Trick or Treat? Weathering Spooky Markets
It’s that time of the year again. Halloween conjures up images of creepy creatures, candy and costumes. Of course, getting lots of ‘loot’ is on every kid’s mind. If Halloween is all about giving kids the shivers, it’s been known to do the same for investors too.
Historically, October has been a pretty ghoulish month for the financial markets. ‘Black Monday’ was a notorious day when the S&P index dropped more than 20% on October 19, 1987. Coincidentally there was another ‘Black Monday’ on October 28, 1929, when the markets infamously faced a day of catastrophic losses.
The most important thing about investment planning is not getting scared off by short-term volatility but making sure that the long-term plan meets investment goals and reflects local risk tolerance.
This year, while there are a few frightful financial indicators, one need not be afraid. We are late in the economic cycle. With increasing signs of fatigue in this economic expansion, experts worry about a possible recession. Rather than having a knee-jerk reaction to these circumstances, now is a good time to ensure the investments in your portfolio have a suitable risk profile and continue to meet long-term needs. Too much risk could lead to negative outcomes but too little usually means your investment portfolio will see little growth. The key is to get the balance right.
Municipalities can achieve the right balance by regularly reviewing asset management plans and cash flow projections to ensure the investment policy and plan are still appropriate. In fact, the Municipal Act requires that an Investment Policy Statement be reviewed at least annually. That said, if municipal circumstances change, the investment plan may also need to be revisited. It should always be reflective of the unique needs and circumstances of your municipality. If it is not, then it is time for a refresh.

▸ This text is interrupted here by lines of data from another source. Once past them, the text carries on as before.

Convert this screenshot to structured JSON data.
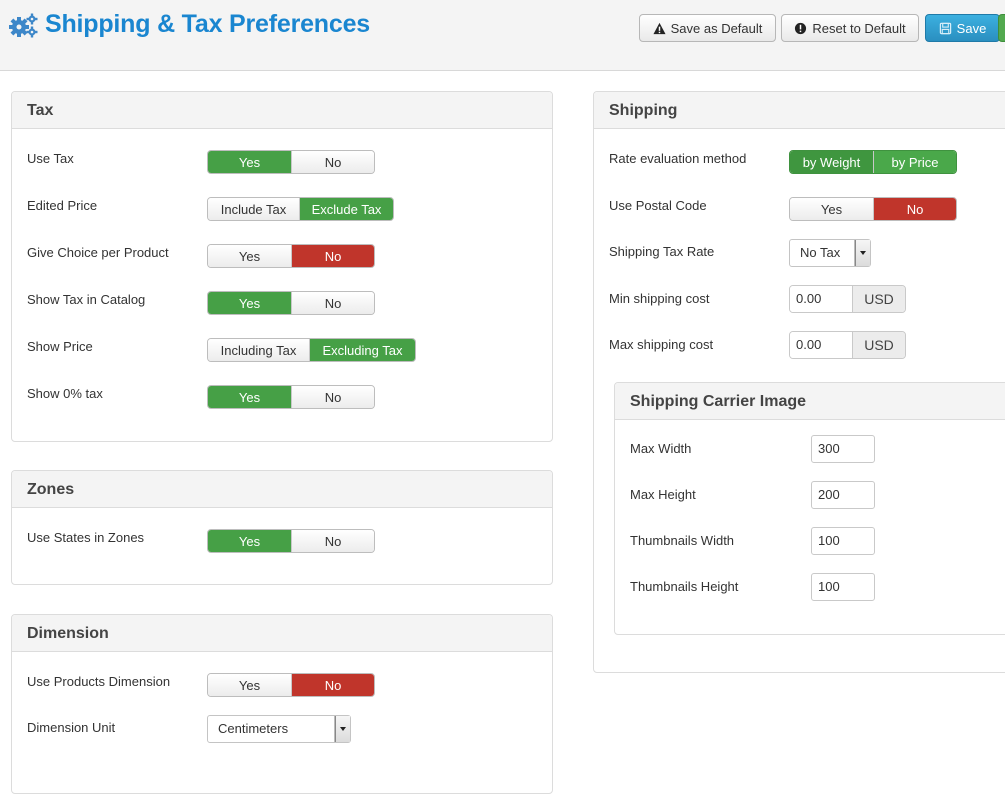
{
  "header": {
    "title": "Shipping & Tax Preferences",
    "title_icon": "gears-icon",
    "accent_color": "#1a86d0",
    "buttons": {
      "save_default": {
        "label": "Save as Default",
        "icon": "warning-icon"
      },
      "reset_default": {
        "label": "Reset to Default",
        "icon": "exclamation-circle-icon"
      },
      "save": {
        "label": "Save",
        "icon": "floppy-disk-icon"
      }
    }
  },
  "tax": {
    "title": "Tax",
    "rows": [
      {
        "label": "Use Tax",
        "options": [
          "Yes",
          "No"
        ],
        "selected": "Yes"
      },
      {
        "label": "Edited Price",
        "options": [
          "Include Tax",
          "Exclude Tax"
        ],
        "selected": "Exclude Tax"
      },
      {
        "label": "Give Choice per Product",
        "options": [
          "Yes",
          "No"
        ],
        "selected": "No"
      },
      {
        "label": "Show Tax in Catalog",
        "options": [
          "Yes",
          "No"
        ],
        "selected": "Yes"
      },
      {
        "label": "Show Price",
        "options": [
          "Including Tax",
          "Excluding Tax"
        ],
        "selected": "Excluding Tax"
      },
      {
        "label": "Show 0% tax",
        "options": [
          "Yes",
          "No"
        ],
        "selected": "Yes"
      }
    ]
  },
  "zones": {
    "title": "Zones",
    "rows": [
      {
        "label": "Use States in Zones",
        "options": [
          "Yes",
          "No"
        ],
        "selected": "Yes"
      }
    ]
  },
  "dimension": {
    "title": "Dimension",
    "rows": [
      {
        "label": "Use Products Dimension",
        "options": [
          "Yes",
          "No"
        ],
        "selected": "No"
      }
    ],
    "unit": {
      "label": "Dimension Unit",
      "value": "Centimeters"
    }
  },
  "shipping": {
    "title": "Shipping",
    "rate_method": {
      "label": "Rate evaluation method",
      "options": [
        "by Weight",
        "by Price"
      ],
      "selected": "by Weight"
    },
    "postal_code": {
      "label": "Use Postal Code",
      "options": [
        "Yes",
        "No"
      ],
      "selected": "No"
    },
    "tax_rate": {
      "label": "Shipping Tax Rate",
      "value": "No Tax"
    },
    "min_cost": {
      "label": "Min shipping cost",
      "value": "0.00",
      "currency": "USD"
    },
    "max_cost": {
      "label": "Max shipping cost",
      "value": "0.00",
      "currency": "USD"
    }
  },
  "carrier_image": {
    "title": "Shipping Carrier Image",
    "fields": [
      {
        "label": "Max Width",
        "value": "300"
      },
      {
        "label": "Max Height",
        "value": "200"
      },
      {
        "label": "Thumbnails Width",
        "value": "100"
      },
      {
        "label": "Thumbnails Height",
        "value": "100"
      }
    ]
  },
  "colors": {
    "yes_active": "#46a046",
    "no_active": "#c0352b",
    "save_button": "#2a9bd0"
  }
}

It’s critical to note that investment planning is forward looking, and it should not be reactionary. Occasionally financial markets get spooked, leading to lots of volatility and weakness in investments. Although a sharp drop in equities can be frightening, one should resist the urge to sell and run for safety. If your circumstances have not changed, neither should your investment approach. We advise in these circumstances to take the long view. Stick with your plan and try and be dispassionate – don’t overreact. If you don’t get tricked into reacting to markets, you’ll benefit from the “treats” of higher long-term returns.